┌─ Provided entries

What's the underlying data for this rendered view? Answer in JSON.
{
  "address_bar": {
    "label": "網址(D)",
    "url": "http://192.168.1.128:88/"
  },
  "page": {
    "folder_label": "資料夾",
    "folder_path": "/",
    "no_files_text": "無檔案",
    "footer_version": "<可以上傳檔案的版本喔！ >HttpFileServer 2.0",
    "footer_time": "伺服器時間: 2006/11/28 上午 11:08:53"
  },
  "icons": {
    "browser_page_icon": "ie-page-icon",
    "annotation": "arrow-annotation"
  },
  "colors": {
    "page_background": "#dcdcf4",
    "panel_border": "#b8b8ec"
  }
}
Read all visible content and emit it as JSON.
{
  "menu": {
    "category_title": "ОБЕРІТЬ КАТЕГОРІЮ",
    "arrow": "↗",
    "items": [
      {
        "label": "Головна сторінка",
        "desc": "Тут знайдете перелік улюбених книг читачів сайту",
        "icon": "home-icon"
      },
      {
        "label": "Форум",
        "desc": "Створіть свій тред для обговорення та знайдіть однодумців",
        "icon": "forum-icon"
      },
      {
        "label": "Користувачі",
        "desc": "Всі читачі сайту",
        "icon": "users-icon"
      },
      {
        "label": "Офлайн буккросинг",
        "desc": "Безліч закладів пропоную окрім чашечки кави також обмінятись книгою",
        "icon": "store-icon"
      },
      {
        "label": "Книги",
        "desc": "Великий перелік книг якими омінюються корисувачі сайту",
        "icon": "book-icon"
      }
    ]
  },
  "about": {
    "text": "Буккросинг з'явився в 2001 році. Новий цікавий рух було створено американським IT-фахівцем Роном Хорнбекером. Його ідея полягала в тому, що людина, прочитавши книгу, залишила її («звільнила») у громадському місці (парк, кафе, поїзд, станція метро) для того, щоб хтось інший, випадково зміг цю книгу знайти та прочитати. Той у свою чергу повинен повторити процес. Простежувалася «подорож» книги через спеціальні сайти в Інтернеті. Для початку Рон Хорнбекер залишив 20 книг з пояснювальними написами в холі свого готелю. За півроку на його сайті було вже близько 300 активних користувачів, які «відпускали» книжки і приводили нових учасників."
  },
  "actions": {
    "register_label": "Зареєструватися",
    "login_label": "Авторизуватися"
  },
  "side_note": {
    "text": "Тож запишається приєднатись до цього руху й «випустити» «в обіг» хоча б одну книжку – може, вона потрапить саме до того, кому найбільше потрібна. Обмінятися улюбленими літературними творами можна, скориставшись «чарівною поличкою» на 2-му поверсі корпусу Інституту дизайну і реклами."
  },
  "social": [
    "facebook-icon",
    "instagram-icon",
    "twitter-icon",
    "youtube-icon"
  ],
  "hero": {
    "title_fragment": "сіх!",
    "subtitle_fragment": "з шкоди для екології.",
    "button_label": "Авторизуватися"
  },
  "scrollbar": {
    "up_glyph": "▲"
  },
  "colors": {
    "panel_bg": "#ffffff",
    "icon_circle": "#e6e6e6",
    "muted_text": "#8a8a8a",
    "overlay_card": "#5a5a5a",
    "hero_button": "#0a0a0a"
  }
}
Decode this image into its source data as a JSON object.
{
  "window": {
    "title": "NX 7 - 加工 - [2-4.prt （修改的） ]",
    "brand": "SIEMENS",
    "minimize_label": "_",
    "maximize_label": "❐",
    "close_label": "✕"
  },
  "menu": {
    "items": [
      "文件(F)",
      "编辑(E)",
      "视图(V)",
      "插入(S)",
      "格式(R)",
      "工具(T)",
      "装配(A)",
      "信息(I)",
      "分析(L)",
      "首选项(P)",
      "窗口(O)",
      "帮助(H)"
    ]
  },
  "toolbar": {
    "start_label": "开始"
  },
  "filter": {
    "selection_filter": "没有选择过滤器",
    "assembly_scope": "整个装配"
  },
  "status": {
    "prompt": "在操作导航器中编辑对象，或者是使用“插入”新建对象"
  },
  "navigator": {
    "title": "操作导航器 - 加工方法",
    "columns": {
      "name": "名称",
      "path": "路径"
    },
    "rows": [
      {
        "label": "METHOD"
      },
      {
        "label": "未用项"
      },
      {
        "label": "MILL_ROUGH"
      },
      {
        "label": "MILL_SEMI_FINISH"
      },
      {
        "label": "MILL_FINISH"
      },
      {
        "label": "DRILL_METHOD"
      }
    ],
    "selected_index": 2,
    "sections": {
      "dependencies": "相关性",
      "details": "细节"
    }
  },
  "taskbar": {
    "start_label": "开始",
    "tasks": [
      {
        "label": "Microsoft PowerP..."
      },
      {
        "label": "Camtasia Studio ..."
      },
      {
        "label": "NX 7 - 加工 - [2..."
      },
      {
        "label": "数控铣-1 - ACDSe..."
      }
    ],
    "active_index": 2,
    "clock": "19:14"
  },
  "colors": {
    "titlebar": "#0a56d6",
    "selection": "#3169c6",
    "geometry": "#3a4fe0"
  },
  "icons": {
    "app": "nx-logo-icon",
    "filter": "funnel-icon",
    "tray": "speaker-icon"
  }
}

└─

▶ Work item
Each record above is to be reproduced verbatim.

▶ Result of this exercise
What's the underlying data for this rendered view? Answer in JSON.
{
  "address_bar": {
    "label": "網址(D)",
    "url": "http://192.168.1.128:88/"
  },
  "page": {
    "folder_label": "資料夾",
    "folder_path": "/",
    "no_files_text": "無檔案",
    "footer_version": "<可以上傳檔案的版本喔！ >HttpFileServer 2.0",
    "footer_time": "伺服器時間: 2006/11/28 上午 11:08:53"
  },
  "icons": {
    "browser_page_icon": "ie-page-icon",
    "annotation": "arrow-annotation"
  },
  "colors": {
    "page_background": "#dcdcf4",
    "panel_border": "#b8b8ec"
  }
}
Read all visible content and emit it as JSON.
{
  "menu": {
    "category_title": "ОБЕРІТЬ КАТЕГОРІЮ",
    "arrow": "↗",
    "items": [
      {
        "label": "Головна сторінка",
        "desc": "Тут знайдете перелік улюбених книг читачів сайту",
        "icon": "home-icon"
      },
      {
        "label": "Форум",
        "desc": "Створіть свій тред для обговорення та знайдіть однодумців",
        "icon": "forum-icon"
      },
      {
        "label": "Користувачі",
        "desc": "Всі читачі сайту",
        "icon": "users-icon"
      },
      {
        "label": "Офлайн буккросинг",
        "desc": "Безліч закладів пропоную окрім чашечки кави також обмінятись книгою",
        "icon": "store-icon"
      },
      {
        "label": "Книги",
        "desc": "Великий перелік книг якими омінюються корисувачі сайту",
        "icon": "book-icon"
      }
    ]
  },
  "about": {
    "text": "Буккросинг з'явився в 2001 році. Новий цікавий рух було створено американським IT-фахівцем Роном Хорнбекером. Його ідея полягала в тому, що людина, прочитавши книгу, залишила її («звільнила») у громадському місці (парк, кафе, поїзд, станція метро) для того, щоб хтось інший, випадково зміг цю книгу знайти та прочитати. Той у свою чергу повинен повторити процес. Простежувалася «подорож» книги через спеціальні сайти в Інтернеті. Для початку Рон Хорнбекер залишив 20 книг з пояснювальними написами в холі свого готелю. За півроку на його сайті було вже близько 300 активних користувачів, які «відпускали» книжки і приводили нових учасників."
  },
  "actions": {
    "register_label": "Зареєструватися",
    "login_label": "Авторизуватися"
  },
  "side_note": {
    "text": "Тож запишається приєднатись до цього руху й «випустити» «в обіг» хоча б одну книжку – може, вона потрапить саме до того, кому найбільше потрібна. Обмінятися улюбленими літературними творами можна, скориставшись «чарівною поличкою» на 2-му поверсі корпусу Інституту дизайну і реклами."
  },
  "social": [
    "facebook-icon",
    "instagram-icon",
    "twitter-icon",
    "youtube-icon"
  ],
  "hero": {
    "title_fragment": "сіх!",
    "subtitle_fragment": "з шкоди для екології.",
    "button_label": "Авторизуватися"
  },
  "scrollbar": {
    "up_glyph": "▲"
  },
  "colors": {
    "panel_bg": "#ffffff",
    "icon_circle": "#e6e6e6",
    "muted_text": "#8a8a8a",
    "overlay_card": "#5a5a5a",
    "hero_button": "#0a0a0a"
  }
}
Decode this image into its source data as a JSON object.
{
  "window": {
    "title": "NX 7 - 加工 - [2-4.prt （修改的） ]",
    "brand": "SIEMENS",
    "minimize_label": "_",
    "maximize_label": "❐",
    "close_label": "✕"
  },
  "menu": {
    "items": [
      "文件(F)",
      "编辑(E)",
      "视图(V)",
      "插入(S)",
      "格式(R)",
      "工具(T)",
      "装配(A)",
      "信息(I)",
      "分析(L)",
      "首选项(P)",
      "窗口(O)",
      "帮助(H)"
    ]
  },
  "toolbar": {
    "start_label": "开始"
  },
  "filter": {
    "selection_filter": "没有选择过滤器",
    "assembly_scope": "整个装配"
  },
  "status": {
    "prompt": "在操作导航器中编辑对象，或者是使用“插入”新建对象"
  },
  "navigator": {
    "title": "操作导航器 - 加工方法",
    "columns": {
      "name": "名称",
      "path": "路径"
    },
    "rows": [
      {
        "label": "METHOD"
      },
      {
        "label": "未用项"
      },
      {
        "label": "MILL_ROUGH"
      },
      {
        "label": "MILL_SEMI_FINISH"
      },
      {
        "label": "MILL_FINISH"
      },
      {
        "label": "DRILL_METHOD"
      }
    ],
    "selected_index": 2,
    "sections": {
      "dependencies": "相关性",
      "details": "细节"
    }
  },
  "taskbar": {
    "start_label": "开始",
    "tasks": [
      {
        "label": "Microsoft PowerP..."
      },
      {
        "label": "Camtasia Studio ..."
      },
      {
        "label": "NX 7 - 加工 - [2..."
      },
      {
        "label": "数控铣-1 - ACDSe..."
      }
    ],
    "active_index": 2,
    "clock": "19:14"
  },
  "colors": {
    "titlebar": "#0a56d6",
    "selection": "#3169c6",
    "geometry": "#3a4fe0"
  },
  "icons": {
    "app": "nx-logo-icon",
    "filter": "funnel-icon",
    "tray": "speaker-icon"
  }
}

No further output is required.